Seahawks have signed all their draft picks wp.me/p14QSB-957W
— ProFootballTalk (@ProFootballTalk) May 30, 2013
It’s not such big news these days. In the past a player or two might hold out into camp. Not in the new CBA era, which is refreshing. Guys who haven’t proven anything in the league shouldn’t be battling over money. One of the major positives of the new system is the ability to get young draftees signed up quickly. Now it’s up to the 2013 class to help push this team onto another level.
One of the more interesting things to emerge this week is an apparent leak of the Cowboys 2013 draft board. If you allow camera’s into a draft room, there’s always a chance you’ll see the board. And that’s what’s happened here.
Personally, I don’t see what the fuss is. Who cares if we know the Cowboys had a fourth round grade on E.J. Manuel? Will the world stop turning if it proves to be a mistake? Will it make any difference what so ever to Manuel’s chances of succeeding in Buffalo? Of course not.
I’m not sure why there’s a wall of secrecy post-draft. Teams might argue they don’t want to get shown up. Well, that can happen anyway. The only way to avoid embarrassment completely is to not take part in the draft at all. Sit it out. The fact is you’re just as likely to be praised or criticised for the decisions you make publicly (who you draft, who you pass on). So what’s the big deal?
It irked me a little bit that nobody asked Pete Carroll or John Schneider about San Francisco trading right in front of them to draft Vance McDonald. I guess those in a position to ask assumed they would get short shrift. But it’s a legitimate line of questioning and I want to know whether the Seahawks were considering taking McDonald before that trade. Were they usurped by a divisional rival? I also wanted to know if Seattle was thinking running back in 2010 before both Houston and Cleveland moved above them to grab Ben Tate and Montario Hardesty respectively. These are not unfair questions.
Essentially, the Seahawks didn’t do anything wrong in sitting tight. It’s not like they can be criticised. They have no control over who moves above them. Yet we’re none the wiser on what exactly happened there. Perhaps a member of the San Francisco media could’ve asked why the 49ers felt obliged to move above Seattle?

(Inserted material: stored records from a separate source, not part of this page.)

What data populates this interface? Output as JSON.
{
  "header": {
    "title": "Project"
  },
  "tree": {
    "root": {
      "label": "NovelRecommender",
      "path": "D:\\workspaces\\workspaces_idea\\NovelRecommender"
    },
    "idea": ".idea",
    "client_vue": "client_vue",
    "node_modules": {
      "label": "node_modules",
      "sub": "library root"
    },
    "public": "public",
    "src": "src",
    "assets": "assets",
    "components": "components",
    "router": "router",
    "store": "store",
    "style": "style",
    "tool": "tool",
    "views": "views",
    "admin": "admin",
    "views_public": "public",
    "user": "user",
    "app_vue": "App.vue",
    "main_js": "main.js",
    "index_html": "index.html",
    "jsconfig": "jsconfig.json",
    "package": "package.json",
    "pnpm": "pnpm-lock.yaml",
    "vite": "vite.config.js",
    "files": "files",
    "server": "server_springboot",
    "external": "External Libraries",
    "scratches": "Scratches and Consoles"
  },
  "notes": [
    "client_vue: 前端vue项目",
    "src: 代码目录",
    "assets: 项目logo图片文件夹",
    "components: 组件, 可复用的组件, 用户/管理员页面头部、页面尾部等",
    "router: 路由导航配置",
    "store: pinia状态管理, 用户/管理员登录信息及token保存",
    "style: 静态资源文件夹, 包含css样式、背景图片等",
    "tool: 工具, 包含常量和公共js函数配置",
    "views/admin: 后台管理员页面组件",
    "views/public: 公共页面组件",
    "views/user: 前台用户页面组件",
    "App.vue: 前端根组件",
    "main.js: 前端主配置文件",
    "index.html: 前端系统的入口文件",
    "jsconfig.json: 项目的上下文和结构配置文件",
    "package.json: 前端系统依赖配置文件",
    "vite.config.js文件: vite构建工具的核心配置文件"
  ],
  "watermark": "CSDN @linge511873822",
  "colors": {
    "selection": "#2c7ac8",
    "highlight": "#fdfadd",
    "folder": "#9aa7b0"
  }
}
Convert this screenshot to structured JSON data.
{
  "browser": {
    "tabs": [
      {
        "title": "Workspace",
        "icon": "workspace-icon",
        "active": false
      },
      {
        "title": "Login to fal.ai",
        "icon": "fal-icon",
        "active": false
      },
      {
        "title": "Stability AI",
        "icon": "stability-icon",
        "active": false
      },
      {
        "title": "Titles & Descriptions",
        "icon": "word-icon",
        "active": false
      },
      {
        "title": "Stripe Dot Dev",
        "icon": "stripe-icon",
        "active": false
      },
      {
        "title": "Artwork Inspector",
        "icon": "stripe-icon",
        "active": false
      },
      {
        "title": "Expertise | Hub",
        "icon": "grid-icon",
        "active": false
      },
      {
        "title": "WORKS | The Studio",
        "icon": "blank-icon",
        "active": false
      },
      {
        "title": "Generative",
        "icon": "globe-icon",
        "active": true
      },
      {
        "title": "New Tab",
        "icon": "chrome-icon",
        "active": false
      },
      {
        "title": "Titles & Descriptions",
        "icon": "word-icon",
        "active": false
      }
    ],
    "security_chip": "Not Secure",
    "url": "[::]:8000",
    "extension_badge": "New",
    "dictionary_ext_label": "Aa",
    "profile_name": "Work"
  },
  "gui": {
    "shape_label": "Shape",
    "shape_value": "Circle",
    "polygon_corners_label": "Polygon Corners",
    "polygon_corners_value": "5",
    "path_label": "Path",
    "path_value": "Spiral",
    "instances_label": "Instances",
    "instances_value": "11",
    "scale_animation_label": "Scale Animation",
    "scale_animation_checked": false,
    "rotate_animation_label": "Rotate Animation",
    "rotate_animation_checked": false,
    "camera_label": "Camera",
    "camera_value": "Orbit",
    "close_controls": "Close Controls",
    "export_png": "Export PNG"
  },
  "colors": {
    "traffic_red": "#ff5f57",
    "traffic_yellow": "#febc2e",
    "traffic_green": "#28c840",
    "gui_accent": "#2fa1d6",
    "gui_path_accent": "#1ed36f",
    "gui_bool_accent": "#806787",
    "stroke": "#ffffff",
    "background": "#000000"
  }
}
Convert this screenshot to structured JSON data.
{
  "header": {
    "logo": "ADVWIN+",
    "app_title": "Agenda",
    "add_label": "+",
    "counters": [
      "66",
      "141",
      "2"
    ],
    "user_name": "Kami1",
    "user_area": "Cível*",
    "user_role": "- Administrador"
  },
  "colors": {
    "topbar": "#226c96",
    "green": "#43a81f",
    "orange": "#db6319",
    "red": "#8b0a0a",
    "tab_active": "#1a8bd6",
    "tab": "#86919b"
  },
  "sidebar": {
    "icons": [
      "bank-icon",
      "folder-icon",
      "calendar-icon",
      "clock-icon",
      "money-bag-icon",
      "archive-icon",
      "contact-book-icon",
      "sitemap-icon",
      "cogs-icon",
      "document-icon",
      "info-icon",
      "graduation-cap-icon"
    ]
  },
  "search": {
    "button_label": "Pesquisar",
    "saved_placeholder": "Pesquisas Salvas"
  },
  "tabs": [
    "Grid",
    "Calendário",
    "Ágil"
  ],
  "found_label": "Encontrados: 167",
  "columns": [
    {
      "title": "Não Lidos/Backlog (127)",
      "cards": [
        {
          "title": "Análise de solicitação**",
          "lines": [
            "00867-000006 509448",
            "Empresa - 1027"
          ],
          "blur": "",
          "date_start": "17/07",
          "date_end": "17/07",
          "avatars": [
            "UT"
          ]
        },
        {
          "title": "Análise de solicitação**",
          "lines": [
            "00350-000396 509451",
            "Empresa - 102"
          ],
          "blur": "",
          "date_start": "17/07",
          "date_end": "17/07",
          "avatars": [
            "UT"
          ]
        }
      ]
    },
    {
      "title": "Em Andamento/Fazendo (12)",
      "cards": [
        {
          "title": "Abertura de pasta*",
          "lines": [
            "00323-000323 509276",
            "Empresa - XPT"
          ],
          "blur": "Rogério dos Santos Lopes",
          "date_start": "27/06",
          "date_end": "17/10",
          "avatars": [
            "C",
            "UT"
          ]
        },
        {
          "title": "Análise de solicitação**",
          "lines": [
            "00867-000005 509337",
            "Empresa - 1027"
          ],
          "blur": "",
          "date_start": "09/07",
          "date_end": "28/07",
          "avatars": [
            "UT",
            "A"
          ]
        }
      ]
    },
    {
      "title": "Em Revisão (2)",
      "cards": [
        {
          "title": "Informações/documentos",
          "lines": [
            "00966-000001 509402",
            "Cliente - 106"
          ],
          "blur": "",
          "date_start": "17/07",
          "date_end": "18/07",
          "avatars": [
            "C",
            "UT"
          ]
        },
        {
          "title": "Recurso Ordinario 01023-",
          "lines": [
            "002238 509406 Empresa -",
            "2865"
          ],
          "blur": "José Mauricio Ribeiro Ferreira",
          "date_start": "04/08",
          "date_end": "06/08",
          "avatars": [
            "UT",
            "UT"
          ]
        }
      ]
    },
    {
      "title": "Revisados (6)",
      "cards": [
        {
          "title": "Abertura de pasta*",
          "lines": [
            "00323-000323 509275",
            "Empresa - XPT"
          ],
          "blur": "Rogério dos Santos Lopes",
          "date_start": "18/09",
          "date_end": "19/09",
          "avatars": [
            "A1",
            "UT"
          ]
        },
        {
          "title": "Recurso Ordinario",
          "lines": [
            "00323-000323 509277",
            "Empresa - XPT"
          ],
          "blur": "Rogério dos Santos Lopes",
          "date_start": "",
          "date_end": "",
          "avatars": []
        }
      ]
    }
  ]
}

Perhaps someone did ask and I just missed it? However, I think teams could be more open post-draft. Let’s learn more about the process. Why not?
The Cowboys board leaking is interesting because we see they only had 134 players listed. It’s always fun to hear people refer to ‘their” top-300 boards (you know who you are). Teams narrow these things down to the Nth degree. There’s no need to look at every player and create an all-inclusive ranking system. It’s an inaccurate science. One player who fits for team A won’t be a match for team B. It’s way better to pick out certain players who fit scheme and physical characteristics. I think Seahawks fans have a decent grasp on what to look out for after four drafts with this front office.
Jordan Hill is the only player Seattle drafted that is listed on Dallas’ board and he was given a third round grade. There’s some reassurance if you needed it. You shouldn’t need it, because this team drafted Russell Wilson. Amongst others.
Just to go back to Manuel and Dallas’ fourth round grade, it shows how weird the quarterback rankings where this year. Buffalo seemingly was always taking a quarterback. They could’ve easily put Manuel, Matt Barkley, Ryan Nassib or Geno Smith at the top of their board. And whoever they passed on was going to sink like a stone. First round or fourth. What a difference. I’d guess a fair amount of teams had Manuel ranked in the fourth. Yet he goes 16th overall.
Dallas had Barkley, Nassib and Smith graded in round two. I’m amazed nobody took Barkley on day two, even just for value. A lack of quarterback need this year hurt him big time. Philly got a steal. Don’t be surprised if he ends up starting for the Eagles, maybe even in 2013. Likewise for Nassib, there was a surprising unwillingness from teams to pull the trigger — especially from those sporting ageing or mediocre starters.
The Cowboys gave Eric Reid a second round grade — the Niners traded up to get him in the late teens. They also had #11 overall pick D.J. Fluker in round two and Atlanta’s #1 pick Desmond Trufant in round three (along with Tank Carradine, Kyle Long and Datone Jones). Christine Michael was not on the board. Neither were any of Seattle’s other picks apart from Hill.